It’s so easy for work to intrude on personal or family time. Your time has never been more fragmented. But trying to squeeze in work and email responses whenever you have a few spare minutes during what would otherwise be personal or family time not only creates resentment from those around us but is unhealthy. Try to establish and stick to a regular scheduled work day. If you have to carve out time for family or pets, set expectations by signaling you’re unavailable or may respond slower than usual. Also consider the temporal boundaries of others. Asynchronous communication (e.g., email or IM) is a tremendous time-shifting tool, but it can cause people to feel pressured to respond out of hours. If you send a message at the end of the day or after hours, let the recipient know whether an immediate response is necessary or it can wait.
Loads of us are feeling stressed and anxious. Tamping these feelings down only makes them worse. Indulge yourself in the moment. Scream, cry or punch a pillow. Acknowledge these feelings, reflect on how they make you feel and call out what’s causing them. Now you can start coping. Go for a walk in nature. Catch up with an old friend. Meditate. Do a workout. Rearrange your bookshelf. None of these will banish the feelings but they will restore balance, context and sense of control.

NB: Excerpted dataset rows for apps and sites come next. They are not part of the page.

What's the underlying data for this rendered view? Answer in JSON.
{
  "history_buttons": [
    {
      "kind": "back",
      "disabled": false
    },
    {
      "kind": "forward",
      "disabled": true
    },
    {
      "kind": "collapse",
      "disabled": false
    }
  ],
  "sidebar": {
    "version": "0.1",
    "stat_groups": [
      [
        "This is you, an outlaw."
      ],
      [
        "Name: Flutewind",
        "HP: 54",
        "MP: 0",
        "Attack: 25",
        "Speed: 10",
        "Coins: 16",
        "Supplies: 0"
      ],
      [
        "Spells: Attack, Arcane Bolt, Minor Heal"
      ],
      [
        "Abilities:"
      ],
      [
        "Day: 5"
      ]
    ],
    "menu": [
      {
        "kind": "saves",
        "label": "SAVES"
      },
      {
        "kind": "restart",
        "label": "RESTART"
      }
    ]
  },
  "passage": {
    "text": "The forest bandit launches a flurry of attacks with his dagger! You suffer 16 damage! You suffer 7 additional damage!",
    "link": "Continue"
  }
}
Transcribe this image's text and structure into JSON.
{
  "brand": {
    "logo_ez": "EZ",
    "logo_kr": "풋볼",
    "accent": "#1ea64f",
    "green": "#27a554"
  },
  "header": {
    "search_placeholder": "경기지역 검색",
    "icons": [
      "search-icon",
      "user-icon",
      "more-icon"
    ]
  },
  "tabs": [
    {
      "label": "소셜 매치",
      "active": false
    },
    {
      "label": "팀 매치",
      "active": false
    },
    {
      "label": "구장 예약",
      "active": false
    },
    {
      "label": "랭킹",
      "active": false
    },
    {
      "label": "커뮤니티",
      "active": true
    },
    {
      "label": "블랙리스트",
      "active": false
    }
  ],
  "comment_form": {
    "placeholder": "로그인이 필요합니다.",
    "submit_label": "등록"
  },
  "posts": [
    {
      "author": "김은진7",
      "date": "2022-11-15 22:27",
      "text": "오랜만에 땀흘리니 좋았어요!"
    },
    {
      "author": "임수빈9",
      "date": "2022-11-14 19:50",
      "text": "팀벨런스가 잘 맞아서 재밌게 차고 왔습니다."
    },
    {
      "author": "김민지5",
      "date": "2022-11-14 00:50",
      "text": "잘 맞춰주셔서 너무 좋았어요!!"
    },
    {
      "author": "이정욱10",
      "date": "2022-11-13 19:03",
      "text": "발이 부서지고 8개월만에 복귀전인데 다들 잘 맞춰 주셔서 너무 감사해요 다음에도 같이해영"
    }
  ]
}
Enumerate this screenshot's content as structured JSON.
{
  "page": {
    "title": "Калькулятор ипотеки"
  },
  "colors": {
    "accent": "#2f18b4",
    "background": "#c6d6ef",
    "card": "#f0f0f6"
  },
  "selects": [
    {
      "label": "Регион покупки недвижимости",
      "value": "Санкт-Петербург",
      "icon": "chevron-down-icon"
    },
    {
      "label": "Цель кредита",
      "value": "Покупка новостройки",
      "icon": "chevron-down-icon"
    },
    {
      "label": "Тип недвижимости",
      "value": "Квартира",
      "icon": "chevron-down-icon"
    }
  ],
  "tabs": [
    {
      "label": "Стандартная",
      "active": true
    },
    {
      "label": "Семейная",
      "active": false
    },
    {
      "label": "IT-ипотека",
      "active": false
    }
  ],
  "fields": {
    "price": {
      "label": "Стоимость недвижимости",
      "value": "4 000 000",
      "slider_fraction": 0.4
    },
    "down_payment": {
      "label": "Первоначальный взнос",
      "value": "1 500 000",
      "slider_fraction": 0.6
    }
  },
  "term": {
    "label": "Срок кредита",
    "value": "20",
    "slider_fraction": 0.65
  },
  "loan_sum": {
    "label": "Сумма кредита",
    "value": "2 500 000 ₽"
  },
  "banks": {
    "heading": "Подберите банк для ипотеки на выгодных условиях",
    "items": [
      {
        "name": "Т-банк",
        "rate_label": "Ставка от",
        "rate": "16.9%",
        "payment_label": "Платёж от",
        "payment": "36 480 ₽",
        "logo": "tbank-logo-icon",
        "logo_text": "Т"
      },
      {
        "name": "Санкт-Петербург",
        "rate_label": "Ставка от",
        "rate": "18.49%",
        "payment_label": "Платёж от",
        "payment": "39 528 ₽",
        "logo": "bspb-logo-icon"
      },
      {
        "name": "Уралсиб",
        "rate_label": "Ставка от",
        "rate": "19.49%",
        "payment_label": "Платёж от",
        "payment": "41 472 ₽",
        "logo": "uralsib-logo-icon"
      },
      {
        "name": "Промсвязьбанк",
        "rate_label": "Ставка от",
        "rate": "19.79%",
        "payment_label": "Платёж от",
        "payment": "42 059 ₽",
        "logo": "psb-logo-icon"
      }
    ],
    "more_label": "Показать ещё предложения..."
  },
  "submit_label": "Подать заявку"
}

Think about the fact that you’ve been given the gift of time and place. Sure, there's a lot of uncertainty, but you have more time of your own and it's your space. In many respects, the pace of life has slowed down. Be selfish with this newly found time. Spend it with the people with whom you are close — at home or virtually. Reach out to lapsed friends or family. Finish a project. Read a book.
Think of others. It sounds trite, but doing something nice for some else benefits both of you. Not only are we social creatures, but we crave fulfillment. An act of kindness, even if it doesn’t require a lot of effort, can make you feel better about yourself and bring a little more light into a dark world. Pick up groceries for an at risk neighbor or walk their dog. Donate to a food bank. Talk with those who are alone.
Eventually this period will come to an end, Make the best of it.